I finished reading The Help this afternoon.

I’d had it on my To Be Read shelf for ages, and picked it up a few days ago after seeing a trailer for the movie version.  It’s a terrific book.  It doesn’t need another review.  Read it.

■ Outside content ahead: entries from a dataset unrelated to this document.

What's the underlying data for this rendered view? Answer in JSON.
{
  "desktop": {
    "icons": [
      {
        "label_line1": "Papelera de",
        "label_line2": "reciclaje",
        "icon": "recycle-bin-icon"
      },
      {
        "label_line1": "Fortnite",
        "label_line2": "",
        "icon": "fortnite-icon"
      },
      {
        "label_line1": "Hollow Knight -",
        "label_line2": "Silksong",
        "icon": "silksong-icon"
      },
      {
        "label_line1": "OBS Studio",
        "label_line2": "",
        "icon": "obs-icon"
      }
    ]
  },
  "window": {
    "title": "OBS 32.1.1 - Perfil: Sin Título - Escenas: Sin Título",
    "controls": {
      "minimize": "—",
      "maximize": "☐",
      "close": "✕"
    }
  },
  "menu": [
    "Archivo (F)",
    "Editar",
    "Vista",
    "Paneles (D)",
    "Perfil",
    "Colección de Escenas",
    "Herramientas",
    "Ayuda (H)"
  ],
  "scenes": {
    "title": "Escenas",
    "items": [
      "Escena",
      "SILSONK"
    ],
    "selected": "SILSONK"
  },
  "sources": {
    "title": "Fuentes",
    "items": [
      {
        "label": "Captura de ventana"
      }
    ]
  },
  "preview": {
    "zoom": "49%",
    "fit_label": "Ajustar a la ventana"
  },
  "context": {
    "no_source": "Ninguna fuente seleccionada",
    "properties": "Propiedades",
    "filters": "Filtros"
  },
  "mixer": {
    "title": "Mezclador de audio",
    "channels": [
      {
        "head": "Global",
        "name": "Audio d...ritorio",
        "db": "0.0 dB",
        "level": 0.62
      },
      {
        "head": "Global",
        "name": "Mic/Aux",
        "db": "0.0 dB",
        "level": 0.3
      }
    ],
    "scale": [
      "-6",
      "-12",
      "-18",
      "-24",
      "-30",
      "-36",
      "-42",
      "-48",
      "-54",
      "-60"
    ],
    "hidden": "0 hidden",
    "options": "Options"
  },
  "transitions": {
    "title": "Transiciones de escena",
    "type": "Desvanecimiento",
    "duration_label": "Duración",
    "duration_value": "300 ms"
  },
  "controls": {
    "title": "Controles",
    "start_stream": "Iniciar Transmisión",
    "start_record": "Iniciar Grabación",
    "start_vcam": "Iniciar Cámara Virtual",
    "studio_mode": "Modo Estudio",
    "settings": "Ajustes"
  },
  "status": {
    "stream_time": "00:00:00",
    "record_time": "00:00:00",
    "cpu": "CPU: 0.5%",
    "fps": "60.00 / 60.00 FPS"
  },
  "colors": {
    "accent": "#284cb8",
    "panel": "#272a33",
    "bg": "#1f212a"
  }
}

Kathryn Stockett’s The Help is set in the early 1960s.  I remember the time well, but not the place, the Deep South on the cusp of change.  I spent my childhood in the suburbs of Milwaukee, and no one in my family or my neighborhood had full time help, or anyone approaching a maid.  Many families had cleaning ladies, usually once a week.  My mother had Mrs. Morgan, and my memories of her are patchy at best.  She was white, probably German-American, maybe in her fifties.  She seemed old to me back then, but I was under ten.  She didn’t like cats, and the feeling was mutual.  Our cat would disappear every Wednesday morning half an hour before Mrs. Morgan arrived, and reappear half an hour after she left.  We never figured out where she hid.  Mrs. Morgan made terrific grape jam, an art my mother had no desire to learn, so once a year my dad would come home with baskets of fresh grapes and Mrs. Morgan would put up jars and jars of jam, which lasted us for months.

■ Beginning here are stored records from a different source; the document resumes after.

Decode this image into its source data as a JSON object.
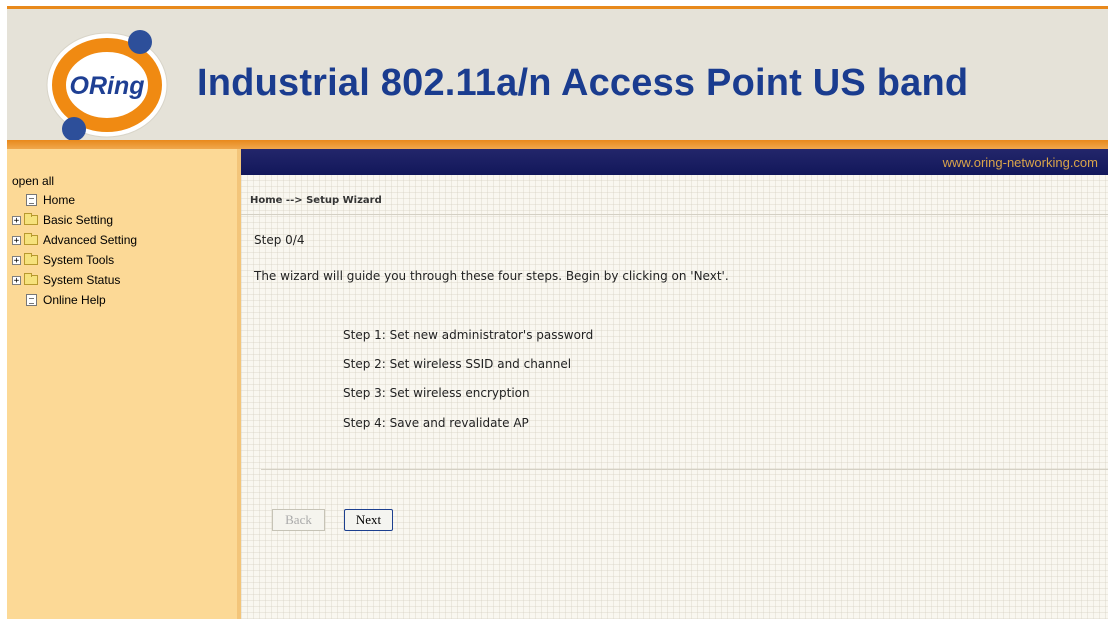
{
  "header": {
    "brand_logo_text": "ORing",
    "title": "Industrial 802.11a/n Access Point US band",
    "url": "www.oring-networking.com"
  },
  "sidebar": {
    "open_all": "open all",
    "items": [
      {
        "label": "Home",
        "type": "page"
      },
      {
        "label": "Basic Setting",
        "type": "folder"
      },
      {
        "label": "Advanced Setting",
        "type": "folder"
      },
      {
        "label": "System Tools",
        "type": "folder"
      },
      {
        "label": "System Status",
        "type": "folder"
      },
      {
        "label": "Online Help",
        "type": "page"
      }
    ]
  },
  "main": {
    "breadcrumb": "Home --> Setup Wizard",
    "step_indicator": "Step 0/4",
    "intro": "The wizard will guide you through these four steps. Begin by clicking on 'Next'.",
    "steps": [
      "Step 1: Set new administrator's password",
      "Step 2: Set wireless SSID and channel",
      "Step 3: Set wireless encryption",
      "Step 4: Save and revalidate AP"
    ],
    "buttons": {
      "back": "Back",
      "next": "Next"
    }
  },
  "colors": {
    "title": "#1a3c8f",
    "accent_orange": "#e8891c",
    "sidebar_bg": "#fcd996",
    "topbar_bg": "#1a1f63",
    "url_text": "#d9a44a"
  }
}
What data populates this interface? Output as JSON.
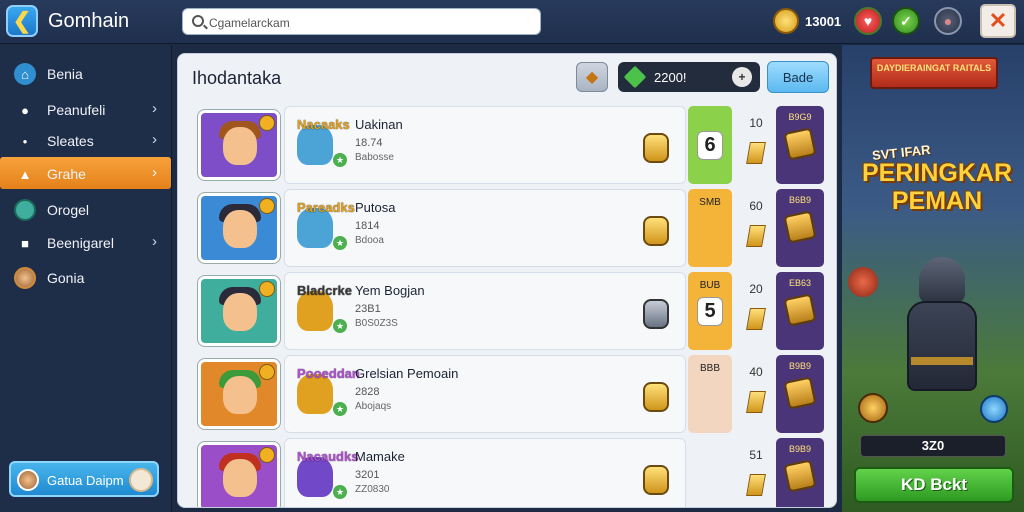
{
  "app": {
    "title": "Gomhain"
  },
  "search": {
    "placeholder": "Cgamelarckam"
  },
  "topbar": {
    "coins": "13001"
  },
  "sidebar": {
    "items": [
      {
        "label": "Benia",
        "icon": "home-icon",
        "chevron": false,
        "active": false
      },
      {
        "label": "Peanufeli",
        "icon": "bulb-icon",
        "chevron": true,
        "active": false
      },
      {
        "label": "Sleates",
        "icon": "dot-icon",
        "chevron": true,
        "active": false
      },
      {
        "label": "Grahe",
        "icon": "trophy-icon",
        "chevron": true,
        "active": true
      },
      {
        "label": "Orogel",
        "icon": "profile-icon",
        "chevron": false,
        "active": false
      },
      {
        "label": "Beenigarel",
        "icon": "gamepad-icon",
        "chevron": true,
        "active": false
      },
      {
        "label": "Gonia",
        "icon": "avatar-icon",
        "chevron": false,
        "active": false
      }
    ],
    "bottom_button": "Gatua Daipm"
  },
  "panel": {
    "title": "Ihodantaka",
    "gem_value": "2200!",
    "blue_button": "Bade"
  },
  "rows": [
    {
      "tag": "Nacaaks",
      "name": "Uakinan",
      "stat1": "18.74",
      "stat2": "Babosse",
      "score": "6",
      "score_top": "",
      "col2": "10",
      "col3": "B9G9",
      "tag_color": "#e0a020",
      "hair": "#a0541e",
      "avatar_bg": "#7d4ec8",
      "mini_color": "#4ba3d6",
      "score_color": "#8bd24a",
      "item_grey": false
    },
    {
      "tag": "Pareadks",
      "name": "Putosa",
      "stat1": "1814",
      "stat2": "Bdooa",
      "score": "",
      "score_top": "SMB",
      "col2": "60",
      "col3": "B6B9",
      "tag_color": "#e0a020",
      "hair": "#2a2a3a",
      "avatar_bg": "#3b8ad6",
      "mini_color": "#4ba3d6",
      "score_color": "#f4b43a",
      "item_grey": false
    },
    {
      "tag": "Bladcrke",
      "name": "Yem Bogjan",
      "stat1": "23B1",
      "stat2": "B0S0Z3S",
      "score": "5",
      "score_top": "BUB",
      "col2": "20",
      "col3": "EB63",
      "tag_color": "#3a3a3a",
      "hair": "#2a2a3a",
      "avatar_bg": "#3fae9c",
      "mini_color": "#e0a020",
      "score_color": "#f4b43a",
      "item_grey": true
    },
    {
      "tag": "Pooeddan",
      "name": "Grelsian Pemoain",
      "stat1": "2828",
      "stat2": "Abojaqs",
      "score": "",
      "score_top": "BBB",
      "col2": "40",
      "col3": "B9B9",
      "tag_color": "#b050d0",
      "hair": "#3c9a3a",
      "avatar_bg": "#e0882a",
      "mini_color": "#e0a020",
      "score_color": "#f2d6c0",
      "item_grey": false
    },
    {
      "tag": "Nacaudks",
      "name": "Mamake",
      "stat1": "3201",
      "stat2": "ZZ0830",
      "score": "",
      "score_top": "",
      "col2": "51",
      "col3": "B9B9",
      "tag_color": "#b050d0",
      "hair": "#c03020",
      "avatar_bg": "#9a4ec8",
      "mini_color": "#7048c8",
      "score_color": "#eef1f6",
      "item_grey": false
    }
  ],
  "banner": {
    "ribbon": "DAYDIERAINGAT RAITALS",
    "subtitle": "SVT IFAR",
    "title": "PERINGKAR PEMAN",
    "score": "3Z0",
    "button": "KD Bckt"
  },
  "colors": {
    "accent": "#f39a2c",
    "top_bar": "#263857",
    "panel": "#eef1f6"
  }
}
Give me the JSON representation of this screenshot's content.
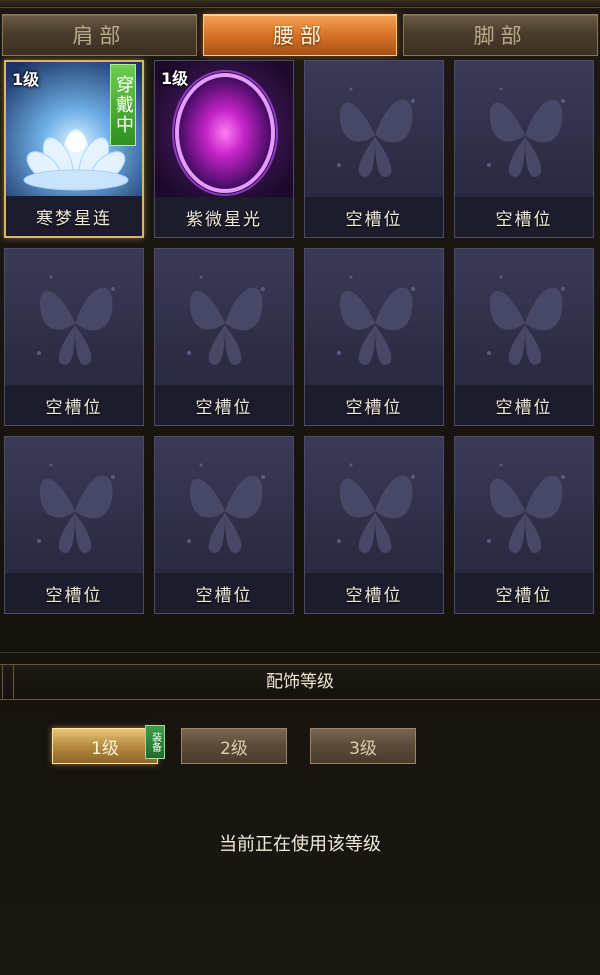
{
  "tabs": [
    {
      "label": "肩部",
      "active": false
    },
    {
      "label": "腰部",
      "active": true
    },
    {
      "label": "脚部",
      "active": false
    }
  ],
  "slots": [
    {
      "name": "寒梦星连",
      "level": "1级",
      "worn_badge": "穿戴中",
      "kind": "lotus"
    },
    {
      "name": "紫微星光",
      "level": "1级",
      "kind": "orb"
    },
    {
      "name": "空槽位",
      "kind": "empty"
    },
    {
      "name": "空槽位",
      "kind": "empty"
    },
    {
      "name": "空槽位",
      "kind": "empty"
    },
    {
      "name": "空槽位",
      "kind": "empty"
    },
    {
      "name": "空槽位",
      "kind": "empty"
    },
    {
      "name": "空槽位",
      "kind": "empty"
    },
    {
      "name": "空槽位",
      "kind": "empty"
    },
    {
      "name": "空槽位",
      "kind": "empty"
    },
    {
      "name": "空槽位",
      "kind": "empty"
    },
    {
      "name": "空槽位",
      "kind": "empty"
    }
  ],
  "level_section": {
    "title": "配饰等级",
    "buttons": [
      {
        "label": "1级",
        "active": true,
        "tag": "装备"
      },
      {
        "label": "2级",
        "active": false
      },
      {
        "label": "3级",
        "active": false
      }
    ],
    "status": "当前正在使用该等级"
  },
  "colors": {
    "accent_orange": "#d77326",
    "equipped_border": "#d9b76a",
    "worn_green": "#3f9d4b"
  },
  "icons": {
    "empty_slot": "butterfly-icon",
    "lotus": "lotus-icon",
    "orb": "purple-orb-icon"
  }
}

My aunt had a black cleaning lady named Flo, a cheerful heavy-set woman who polished the floors by wrapping her feet in rags and was reputed to eat raw pork chops, something we regarded as beyond the pale.  (I wonder if there has been a recorded case of trichinosis in the U.S. in the last fifty years?  My cousins and I were brought up to believe it was an immediate danger.)  Flo was nice enough to us kids, friendlier than Mrs. Morgan, but that was it.  She was the cleaning lady.  My grandfather would have described her in terms no longer acceptable, but with no malicious intent.  His approach to race relations was Archie Bunker’s:  Those People were not like us, except for the ones he knew personally, who were just fine.

When I was ten we moved to the suburbs of Miami, geographically south, culturally not so much.  Miami back then was a place where everyone was from somewhere else, mostly from the north.  Relatively few of the kids I went to school with were born in South Florida; even fewer had parents from the area.  No one had grown up with, been effectively raised by, the Help, as Kathryn Stockett describes.

Yet I remember the news from those years, the deaths of Medgar Evers, JFK, Martin Luther King.  Black churches burned down and blown up.  Freedom marches and race riots.  And the little things:  the bus station where I stopped on the way home from junior high, with its white and colored water fountains and bathrooms marked Men, Women, and Colored.  Things we took for granted back then, things that seem so crude today.

The Help is often very funny, but the undercurrent of casual, unthinking, unconscious cruelty is horrifying in its own quiet way.  I identified with Skeeter, the young white woman who decides to interview maids for a book, at first simply wanting to break into publishing, but then so deeply involved with the real lives of the maids, lives she had hardly suspected existed.  But Aibileen and Minny, the brave and determined women at the heart of the story, will stay with me for a long, long time.